**TASK DESCRIPTION**: Down to the final line, print the records below exactly and without pictures.
BEGIN DATA FOR REVIEW
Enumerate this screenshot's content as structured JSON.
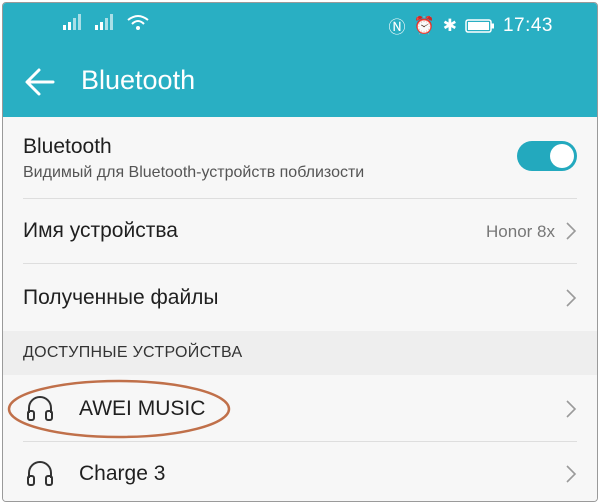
{
  "status_bar": {
    "time": "17:43",
    "icons": [
      "signal-icon",
      "signal-icon",
      "wifi-icon",
      "nfc-icon",
      "alarm-icon",
      "bluetooth-icon",
      "battery-icon"
    ]
  },
  "toolbar": {
    "back_icon": "arrow-left-icon",
    "title": "Bluetooth"
  },
  "bluetooth_toggle": {
    "label": "Bluetooth",
    "description": "Видимый для Bluetooth-устройств поблизости",
    "enabled": true,
    "accent_color": "#29afc3"
  },
  "device_name": {
    "label": "Имя устройства",
    "value": "Honor 8x"
  },
  "received_files": {
    "label": "Полученные файлы"
  },
  "available_devices": {
    "section_title": "ДОСТУПНЫЕ УСТРОЙСТВА",
    "items": [
      {
        "label": "AWEI MUSIC",
        "icon": "headset-icon",
        "highlighted": true
      },
      {
        "label": "Charge 3",
        "icon": "headset-icon",
        "highlighted": false
      }
    ]
  },
  "highlight_color": "#c0704a"
}
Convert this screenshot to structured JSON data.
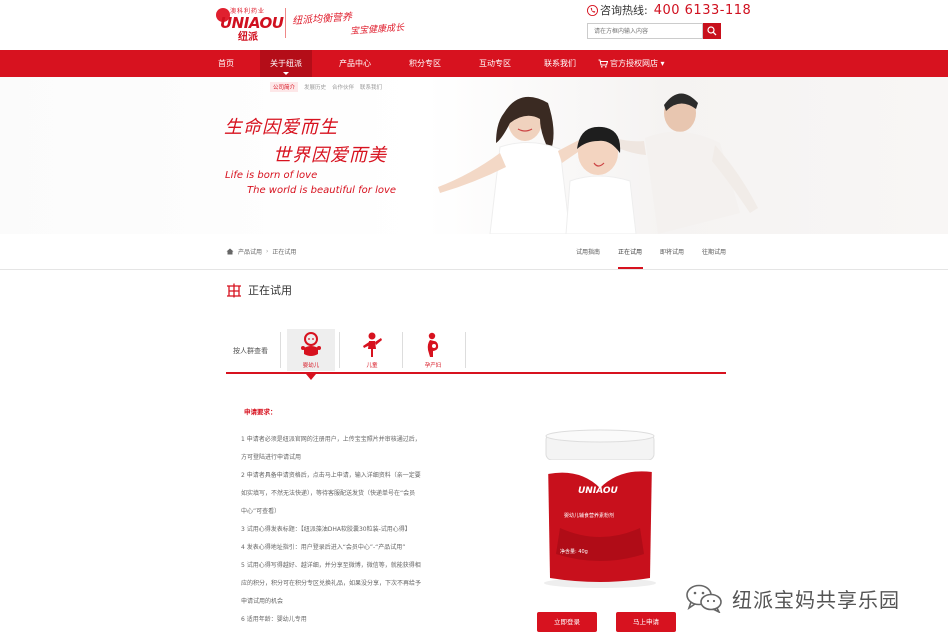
{
  "header": {
    "logo_en": "UNIAOU",
    "logo_cn": "纽派",
    "logo_top": "澳科利药业",
    "slogan_line1": "纽派均衡营养",
    "slogan_line2": "宝宝健康成长",
    "hotline_label": "咨询热线:",
    "hotline_number": "400 6133-118",
    "search_placeholder": "请在方框内输入内容"
  },
  "nav": {
    "items": [
      {
        "label": "首页"
      },
      {
        "label": "关于纽派"
      },
      {
        "label": "产品中心"
      },
      {
        "label": "积分专区"
      },
      {
        "label": "互动专区"
      },
      {
        "label": "联系我们"
      },
      {
        "label": "官方授权网店 ▾"
      }
    ],
    "subnav": [
      "公司简介",
      "发展历史",
      "合作伙伴",
      "联系我们"
    ]
  },
  "banner": {
    "cn_line1": "生命因爱而生",
    "cn_line2": "世界因爱而美",
    "en_line1": "Life is born of love",
    "en_line2": "The world is beautiful for love"
  },
  "breadcrumb": {
    "items": [
      "产品试用",
      "正在试用"
    ],
    "separator": "›"
  },
  "tabs": [
    "试用指南",
    "正在试用",
    "即将试用",
    "往期试用"
  ],
  "section_title": "正在试用",
  "crowd": {
    "label": "按人群查看",
    "items": [
      {
        "label": "婴幼儿",
        "icon": "baby-icon"
      },
      {
        "label": "儿童",
        "icon": "child-icon"
      },
      {
        "label": "孕产妇",
        "icon": "pregnant-icon"
      }
    ]
  },
  "requirements": {
    "title": "申请要求：",
    "lines": [
      "1 申请者必须是纽派官网的注册用户，上传宝宝照片并审核通过后，",
      "方可登陆进行申请试用",
      "2 申请者具备申请资格后，点击马上申请，输入详细资料（亲一定要",
      "如实填写，不然无法快递），等待客服配送发货（快递单号在“会员",
      "中心”可查看）",
      "3 试用心得发表标题：【纽派藻油DHA软胶囊30粒装-试用心得】",
      "4 发表心得地址指引：用户登录后进入“会员中心”-“产品试用”",
      "5 试用心得写得越好、越详细，并分享至微博，微信等，就能获得相",
      "应的积分，积分可在积分专区兑换礼品，如果没分享，下次不再给予",
      "申请试用的机会",
      "6 适用年龄：婴幼儿专用"
    ]
  },
  "product": {
    "brand": "UNIAOU",
    "name": "婴幼儿辅食营养素粉剂",
    "weight": "净含量: 40g"
  },
  "buttons": {
    "login": "立即登录",
    "apply": "马上申请"
  },
  "watermark": "纽派宝妈共享乐园",
  "colors": {
    "brand_red": "#d7121f",
    "nav_active": "#b40d18"
  }
}
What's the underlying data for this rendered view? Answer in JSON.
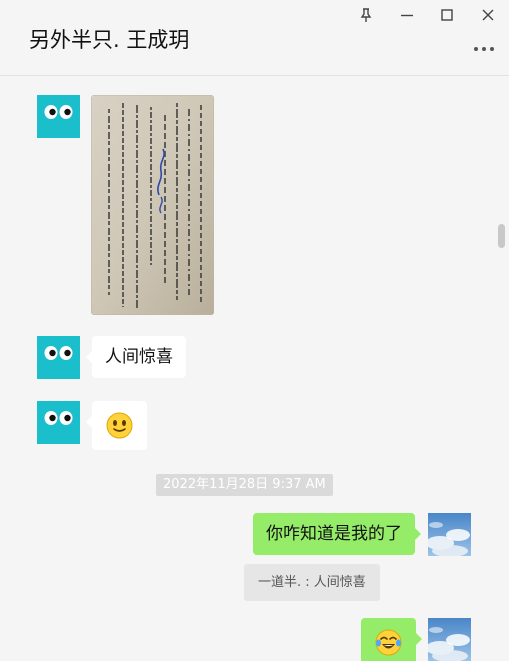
{
  "header": {
    "title": "另外半只. 王成玥",
    "window_controls": [
      "pin-icon",
      "minimize-icon",
      "maximize-icon",
      "close-icon"
    ],
    "more_icon": "more-icon"
  },
  "messages": [
    {
      "side": "left",
      "type": "image",
      "sender_avatar": "eyes-avatar"
    },
    {
      "side": "left",
      "type": "text",
      "text": "人间惊喜",
      "sender_avatar": "eyes-avatar"
    },
    {
      "side": "left",
      "type": "emoji",
      "emoji": "🙂",
      "emoji_name": "smile-emoji",
      "sender_avatar": "eyes-avatar"
    },
    {
      "type": "timestamp",
      "text": "2022年11月28日 9:37 AM"
    },
    {
      "side": "right",
      "type": "text",
      "text": "你咋知道是我的了",
      "sender_avatar": "sky-avatar"
    },
    {
      "type": "quote",
      "text": "一道半. : 人间惊喜"
    },
    {
      "side": "right",
      "type": "emoji",
      "emoji": "😂",
      "emoji_name": "laugh-cry-emoji",
      "sender_avatar": "sky-avatar"
    }
  ],
  "colors": {
    "background": "#f5f5f5",
    "sent_bubble": "#95ec69",
    "received_bubble": "#ffffff",
    "avatar_teal": "#1bbfcc",
    "timestamp_bg": "#dadada"
  }
}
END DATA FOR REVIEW
**RESPONSE BELOW**:
Enumerate this screenshot's content as structured JSON.
{
  "status_bar": {
    "time": "17:43",
    "icons": [
      "signal-icon",
      "signal-icon",
      "wifi-icon",
      "nfc-icon",
      "alarm-icon",
      "bluetooth-icon",
      "battery-icon"
    ]
  },
  "toolbar": {
    "back_icon": "arrow-left-icon",
    "title": "Bluetooth"
  },
  "bluetooth_toggle": {
    "label": "Bluetooth",
    "description": "Видимый для Bluetooth-устройств поблизости",
    "enabled": true,
    "accent_color": "#29afc3"
  },
  "device_name": {
    "label": "Имя устройства",
    "value": "Honor 8x"
  },
  "received_files": {
    "label": "Полученные файлы"
  },
  "available_devices": {
    "section_title": "ДОСТУПНЫЕ УСТРОЙСТВА",
    "items": [
      {
        "label": "AWEI MUSIC",
        "icon": "headset-icon",
        "highlighted": true
      },
      {
        "label": "Charge 3",
        "icon": "headset-icon",
        "highlighted": false
      }
    ]
  },
  "highlight_color": "#c0704a"
}
Convert this screenshot to structured JSON data.
{
  "header": {
    "logo_en": "UNIAOU",
    "logo_cn": "纽派",
    "logo_top": "澳科利药业",
    "slogan_line1": "纽派均衡营养",
    "slogan_line2": "宝宝健康成长",
    "hotline_label": "咨询热线:",
    "hotline_number": "400 6133-118",
    "search_placeholder": "请在方框内输入内容"
  },
  "nav": {
    "items": [
      {
        "label": "首页"
      },
      {
        "label": "关于纽派"
      },
      {
        "label": "产品中心"
      },
      {
        "label": "积分专区"
      },
      {
        "label": "互动专区"
      },
      {
        "label": "联系我们"
      },
      {
        "label": "官方授权网店 ▾"
      }
    ],
    "subnav": [
      "公司简介",
      "发展历史",
      "合作伙伴",
      "联系我们"
    ]
  },
  "banner": {
    "cn_line1": "生命因爱而生",
    "cn_line2": "世界因爱而美",
    "en_line1": "Life is born of love",
    "en_line2": "The world is beautiful for love"
  },
  "breadcrumb": {
    "items": [
      "产品试用",
      "正在试用"
    ],
    "separator": "›"
  },
  "tabs": [
    "试用指南",
    "正在试用",
    "即将试用",
    "往期试用"
  ],
  "section_title": "正在试用",
  "crowd": {
    "label": "按人群查看",
    "items": [
      {
        "label": "婴幼儿",
        "icon": "baby-icon"
      },
      {
        "label": "儿童",
        "icon": "child-icon"
      },
      {
        "label": "孕产妇",
        "icon": "pregnant-icon"
      }
    ]
  },
  "requirements": {
    "title": "申请要求：",
    "lines": [
      "1 申请者必须是纽派官网的注册用户，上传宝宝照片并审核通过后，",
      "方可登陆进行申请试用",
      "2 申请者具备申请资格后，点击马上申请，输入详细资料（亲一定要",
      "如实填写，不然无法快递），等待客服配送发货（快递单号在“会员",
      "中心”可查看）",
      "3 试用心得发表标题：【纽派藻油DHA软胶囊30粒装-试用心得】",
      "4 发表心得地址指引：用户登录后进入“会员中心”-“产品试用”",
      "5 试用心得写得越好、越详细，并分享至微博，微信等，就能获得相",
      "应的积分，积分可在积分专区兑换礼品，如果没分享，下次不再给予",
      "申请试用的机会",
      "6 适用年龄：婴幼儿专用"
    ]
  },
  "product": {
    "brand": "UNIAOU",
    "name": "婴幼儿辅食营养素粉剂",
    "weight": "净含量: 40g"
  },
  "buttons": {
    "login": "立即登录",
    "apply": "马上申请"
  },
  "watermark": "纽派宝妈共享乐园",
  "colors": {
    "brand_red": "#d7121f",
    "nav_active": "#b40d18"
  }
}
What's the underlying data for this rendered view? Answer in JSON.
{
  "header": {
    "title": "另外半只. 王成玥",
    "window_controls": [
      "pin-icon",
      "minimize-icon",
      "maximize-icon",
      "close-icon"
    ],
    "more_icon": "more-icon"
  },
  "messages": [
    {
      "side": "left",
      "type": "image",
      "sender_avatar": "eyes-avatar"
    },
    {
      "side": "left",
      "type": "text",
      "text": "人间惊喜",
      "sender_avatar": "eyes-avatar"
    },
    {
      "side": "left",
      "type": "emoji",
      "emoji": "🙂",
      "emoji_name": "smile-emoji",
      "sender_avatar": "eyes-avatar"
    },
    {
      "type": "timestamp",
      "text": "2022年11月28日 9:37 AM"
    },
    {
      "side": "right",
      "type": "text",
      "text": "你咋知道是我的了",
      "sender_avatar": "sky-avatar"
    },
    {
      "type": "quote",
      "text": "一道半. : 人间惊喜"
    },
    {
      "side": "right",
      "type": "emoji",
      "emoji": "😂",
      "emoji_name": "laugh-cry-emoji",
      "sender_avatar": "sky-avatar"
    }
  ],
  "colors": {
    "background": "#f5f5f5",
    "sent_bubble": "#95ec69",
    "received_bubble": "#ffffff",
    "avatar_teal": "#1bbfcc",
    "timestamp_bg": "#dadada"
  }
}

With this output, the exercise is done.